*** Begin section ***

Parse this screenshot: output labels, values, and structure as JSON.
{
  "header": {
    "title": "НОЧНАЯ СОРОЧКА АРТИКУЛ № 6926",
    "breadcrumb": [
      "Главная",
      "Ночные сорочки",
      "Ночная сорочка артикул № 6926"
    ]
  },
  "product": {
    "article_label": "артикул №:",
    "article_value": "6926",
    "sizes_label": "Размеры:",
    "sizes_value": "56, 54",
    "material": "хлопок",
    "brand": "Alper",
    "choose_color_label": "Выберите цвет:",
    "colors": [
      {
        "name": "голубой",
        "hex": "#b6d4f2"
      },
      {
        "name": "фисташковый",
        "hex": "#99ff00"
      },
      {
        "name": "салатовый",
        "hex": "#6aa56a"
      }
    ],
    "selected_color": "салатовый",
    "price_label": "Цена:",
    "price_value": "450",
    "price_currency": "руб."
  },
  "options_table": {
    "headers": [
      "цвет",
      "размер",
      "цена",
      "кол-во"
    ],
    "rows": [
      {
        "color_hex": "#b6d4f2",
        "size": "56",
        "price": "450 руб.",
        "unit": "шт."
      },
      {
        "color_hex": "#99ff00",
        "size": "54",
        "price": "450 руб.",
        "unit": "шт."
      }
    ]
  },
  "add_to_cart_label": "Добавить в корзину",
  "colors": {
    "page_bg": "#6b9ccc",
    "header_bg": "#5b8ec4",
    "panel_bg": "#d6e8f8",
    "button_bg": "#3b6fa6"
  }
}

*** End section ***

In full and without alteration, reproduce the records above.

### Solution for this exercise
Parse this screenshot: output labels, values, and structure as JSON.
{
  "header": {
    "title": "НОЧНАЯ СОРОЧКА АРТИКУЛ № 6926",
    "breadcrumb": [
      "Главная",
      "Ночные сорочки",
      "Ночная сорочка артикул № 6926"
    ]
  },
  "product": {
    "article_label": "артикул №:",
    "article_value": "6926",
    "sizes_label": "Размеры:",
    "sizes_value": "56, 54",
    "material": "хлопок",
    "brand": "Alper",
    "choose_color_label": "Выберите цвет:",
    "colors": [
      {
        "name": "голубой",
        "hex": "#b6d4f2"
      },
      {
        "name": "фисташковый",
        "hex": "#99ff00"
      },
      {
        "name": "салатовый",
        "hex": "#6aa56a"
      }
    ],
    "selected_color": "салатовый",
    "price_label": "Цена:",
    "price_value": "450",
    "price_currency": "руб."
  },
  "options_table": {
    "headers": [
      "цвет",
      "размер",
      "цена",
      "кол-во"
    ],
    "rows": [
      {
        "color_hex": "#b6d4f2",
        "size": "56",
        "price": "450 руб.",
        "unit": "шт."
      },
      {
        "color_hex": "#99ff00",
        "size": "54",
        "price": "450 руб.",
        "unit": "шт."
      }
    ]
  },
  "add_to_cart_label": "Добавить в корзину",
  "colors": {
    "page_bg": "#6b9ccc",
    "header_bg": "#5b8ec4",
    "panel_bg": "#d6e8f8",
    "button_bg": "#3b6fa6"
  }
}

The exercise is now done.